**PROMPT:**
Scan the records for the string "shell" and copy every line that holds it.

**Entries from a dataset of interfaces:**
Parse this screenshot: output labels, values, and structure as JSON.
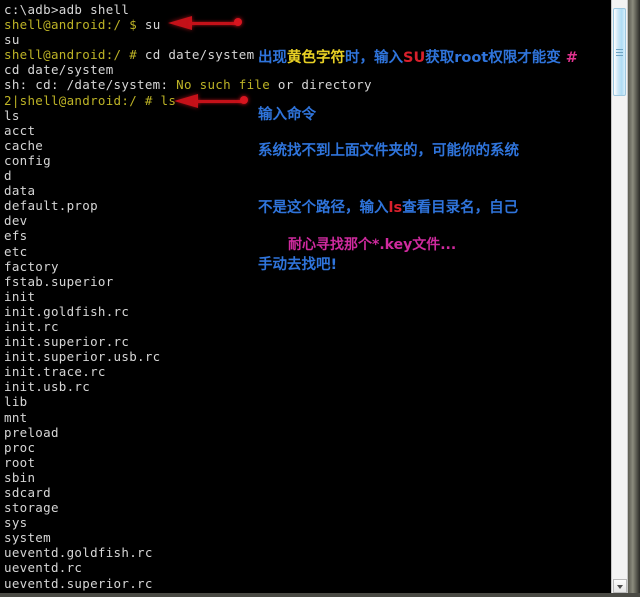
{
  "window": {
    "title": "adb shell console",
    "background_color": "#000000",
    "text_color": "#d6d6d6",
    "prompt_color": "#bdb326"
  },
  "console": {
    "lines": [
      {
        "segments": [
          {
            "text": "c:\\adb>adb shell",
            "style": "w"
          }
        ]
      },
      {
        "segments": [
          {
            "text": "shell@android:/ $",
            "style": "y"
          },
          {
            "text": " su",
            "style": "w"
          }
        ]
      },
      {
        "segments": [
          {
            "text": "su",
            "style": "w"
          }
        ]
      },
      {
        "segments": [
          {
            "text": "shell@android:/ #",
            "style": "y"
          },
          {
            "text": " cd date/system",
            "style": "w"
          }
        ]
      },
      {
        "segments": [
          {
            "text": "cd date/system",
            "style": "w"
          }
        ]
      },
      {
        "segments": [
          {
            "text": "sh: cd: /date/system: ",
            "style": "w"
          },
          {
            "text": "No such file",
            "style": "y"
          },
          {
            "text": " or directory",
            "style": "w"
          }
        ]
      },
      {
        "segments": [
          {
            "text": "2|shell@android:/ #",
            "style": "y"
          },
          {
            "text": " ",
            "style": "w"
          },
          {
            "text": "ls",
            "style": "y"
          }
        ]
      },
      {
        "segments": [
          {
            "text": "ls",
            "style": "w"
          }
        ]
      },
      {
        "segments": [
          {
            "text": "acct",
            "style": "w"
          }
        ]
      },
      {
        "segments": [
          {
            "text": "cache",
            "style": "w"
          }
        ]
      },
      {
        "segments": [
          {
            "text": "config",
            "style": "w"
          }
        ]
      },
      {
        "segments": [
          {
            "text": "d",
            "style": "w"
          }
        ]
      },
      {
        "segments": [
          {
            "text": "data",
            "style": "w"
          }
        ]
      },
      {
        "segments": [
          {
            "text": "default.prop",
            "style": "w"
          }
        ]
      },
      {
        "segments": [
          {
            "text": "dev",
            "style": "w"
          }
        ]
      },
      {
        "segments": [
          {
            "text": "efs",
            "style": "w"
          }
        ]
      },
      {
        "segments": [
          {
            "text": "etc",
            "style": "w"
          }
        ]
      },
      {
        "segments": [
          {
            "text": "factory",
            "style": "w"
          }
        ]
      },
      {
        "segments": [
          {
            "text": "fstab.superior",
            "style": "w"
          }
        ]
      },
      {
        "segments": [
          {
            "text": "init",
            "style": "w"
          }
        ]
      },
      {
        "segments": [
          {
            "text": "init.goldfish.rc",
            "style": "w"
          }
        ]
      },
      {
        "segments": [
          {
            "text": "init.rc",
            "style": "w"
          }
        ]
      },
      {
        "segments": [
          {
            "text": "init.superior.rc",
            "style": "w"
          }
        ]
      },
      {
        "segments": [
          {
            "text": "init.superior.usb.rc",
            "style": "w"
          }
        ]
      },
      {
        "segments": [
          {
            "text": "init.trace.rc",
            "style": "w"
          }
        ]
      },
      {
        "segments": [
          {
            "text": "init.usb.rc",
            "style": "w"
          }
        ]
      },
      {
        "segments": [
          {
            "text": "lib",
            "style": "w"
          }
        ]
      },
      {
        "segments": [
          {
            "text": "mnt",
            "style": "w"
          }
        ]
      },
      {
        "segments": [
          {
            "text": "preload",
            "style": "w"
          }
        ]
      },
      {
        "segments": [
          {
            "text": "proc",
            "style": "w"
          }
        ]
      },
      {
        "segments": [
          {
            "text": "root",
            "style": "w"
          }
        ]
      },
      {
        "segments": [
          {
            "text": "sbin",
            "style": "w"
          }
        ]
      },
      {
        "segments": [
          {
            "text": "sdcard",
            "style": "w"
          }
        ]
      },
      {
        "segments": [
          {
            "text": "storage",
            "style": "w"
          }
        ]
      },
      {
        "segments": [
          {
            "text": "sys",
            "style": "w"
          }
        ]
      },
      {
        "segments": [
          {
            "text": "system",
            "style": "w"
          }
        ]
      },
      {
        "segments": [
          {
            "text": "ueventd.goldfish.rc",
            "style": "w"
          }
        ]
      },
      {
        "segments": [
          {
            "text": "ueventd.rc",
            "style": "w"
          }
        ]
      },
      {
        "segments": [
          {
            "text": "ueventd.superior.rc",
            "style": "w"
          }
        ]
      }
    ]
  },
  "annotations": {
    "note1": {
      "line1": [
        {
          "text": "出现",
          "color": "blue"
        },
        {
          "text": "黄色字符",
          "color": "yellow"
        },
        {
          "text": "时，输入",
          "color": "blue"
        },
        {
          "text": "SU",
          "color": "red"
        },
        {
          "text": "获取root权限才能变 ",
          "color": "blue"
        },
        {
          "text": "#",
          "color": "pink"
        }
      ],
      "line2": [
        {
          "text": "输入命令",
          "color": "blue"
        }
      ]
    },
    "note2": {
      "line1": [
        {
          "text": "系统找不到上面文件夹的，可能你的系统",
          "color": "blue"
        }
      ],
      "line2": [
        {
          "text": "不是这个路径，输入",
          "color": "blue"
        },
        {
          "text": "ls",
          "color": "red"
        },
        {
          "text": "查看目录名，自己",
          "color": "blue"
        }
      ],
      "line3": [
        {
          "text": "手动去找吧!",
          "color": "blue"
        }
      ]
    },
    "note3": {
      "text": "耐心寻找那个*.key文件...",
      "color": "magenta"
    }
  },
  "arrows": [
    {
      "name": "arrow-to-su-prompt",
      "direction": "left",
      "color": "#c41119"
    },
    {
      "name": "arrow-to-ls-command",
      "direction": "left",
      "color": "#c41119"
    }
  ],
  "scrollbar": {
    "orientation": "vertical",
    "thumb_position": "top",
    "down_button_glyph": "▼"
  }
}
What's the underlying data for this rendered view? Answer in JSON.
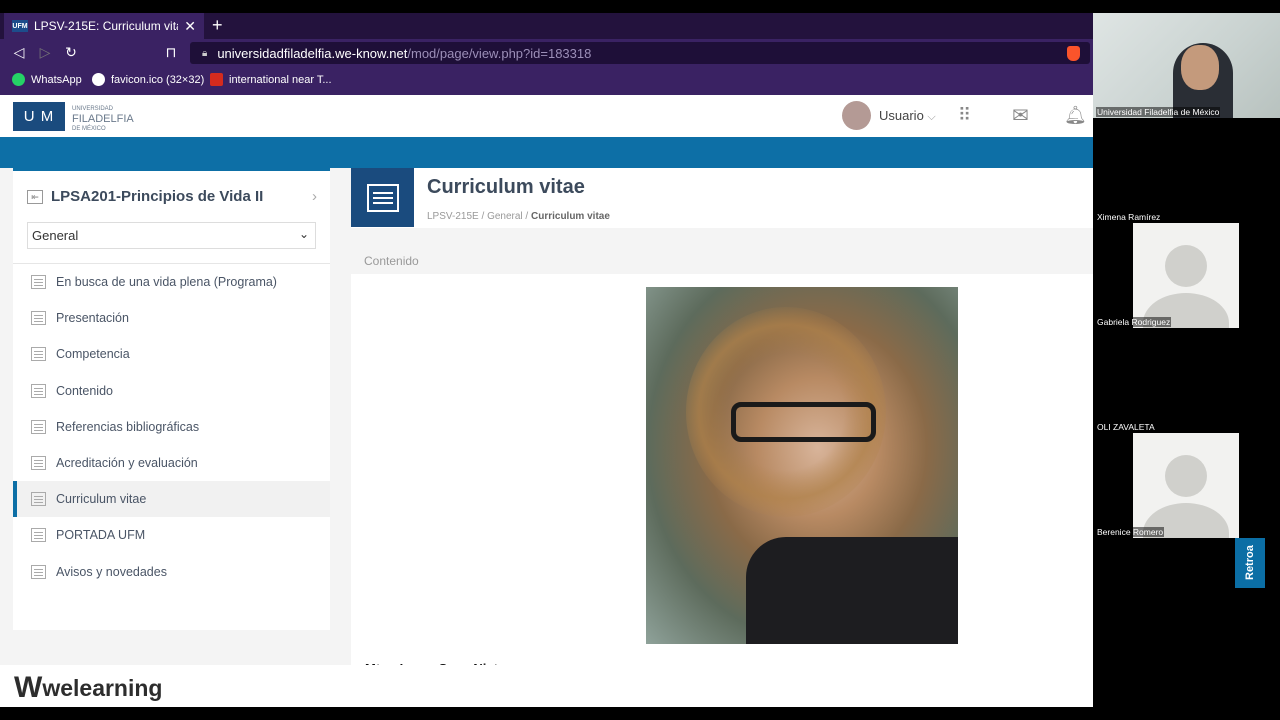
{
  "browser": {
    "tab_title": "LPSV-215E: Curriculum vitae",
    "tab_favicon": "UFM",
    "url_host": "universidadfiladelfia.we-know.net",
    "url_path": "/mod/page/view.php?id=183318",
    "bookmarks": [
      {
        "label": "WhatsApp",
        "icon": "whatsapp-icon",
        "color": "#25d366"
      },
      {
        "label": "favicon.ico (32×32)",
        "icon": "google-icon",
        "color": "#ffffff"
      },
      {
        "label": "international near T...",
        "icon": "maple-leaf-icon",
        "color": "#d52b1e"
      }
    ]
  },
  "header": {
    "logo": "U M",
    "logo_sub1": "UNIVERSIDAD",
    "logo_sub2": "FILADELFIA",
    "logo_sub3": "DE MÉXICO",
    "user_label": "Usuario",
    "user_chevron": "⌵"
  },
  "sidebar": {
    "course_title": "LPSA201-Principios de Vida II",
    "section_select": "General",
    "items": [
      {
        "label": "En busca de una vida plena (Programa)"
      },
      {
        "label": "Presentación"
      },
      {
        "label": "Competencia"
      },
      {
        "label": "Contenido"
      },
      {
        "label": "Referencias bibliográficas"
      },
      {
        "label": "Acreditación y evaluación"
      },
      {
        "label": "Curriculum vitae",
        "active": true
      },
      {
        "label": "PORTADA UFM"
      },
      {
        "label": "Avisos y novedades"
      }
    ]
  },
  "main": {
    "title": "Curriculum vitae",
    "breadcrumb": [
      "LPSV-215E",
      "General",
      "Curriculum vitae"
    ],
    "section_label": "Contenido",
    "name_partial": "Mtra. Laura Sosa Nieto"
  },
  "footer": {
    "brand": "welearning"
  },
  "video_panel": {
    "participants": [
      {
        "name": "Universidad Filadelfia de México",
        "video": true
      },
      {
        "name": "Ximena Ramírez",
        "video": false
      },
      {
        "name": "Gabriela Rodriguez",
        "video": false
      },
      {
        "name": "OLI ZAVALETA",
        "video": false
      },
      {
        "name": "Berenice Romero",
        "video": false
      }
    ],
    "retro_label": "Retroa"
  },
  "colors": {
    "accent_blue": "#0d6fa6",
    "brand_navy": "#1a4b7e",
    "browser_purple": "#3a2263"
  }
}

**EXERCISE OUTPUT:**
    "title": "adb shell console",
            "text": "c:\\adb>adb shell",
            "text": "shell@android:/ $",
            "text": "shell@android:/ #",
            "text": "2|shell@android:/ #",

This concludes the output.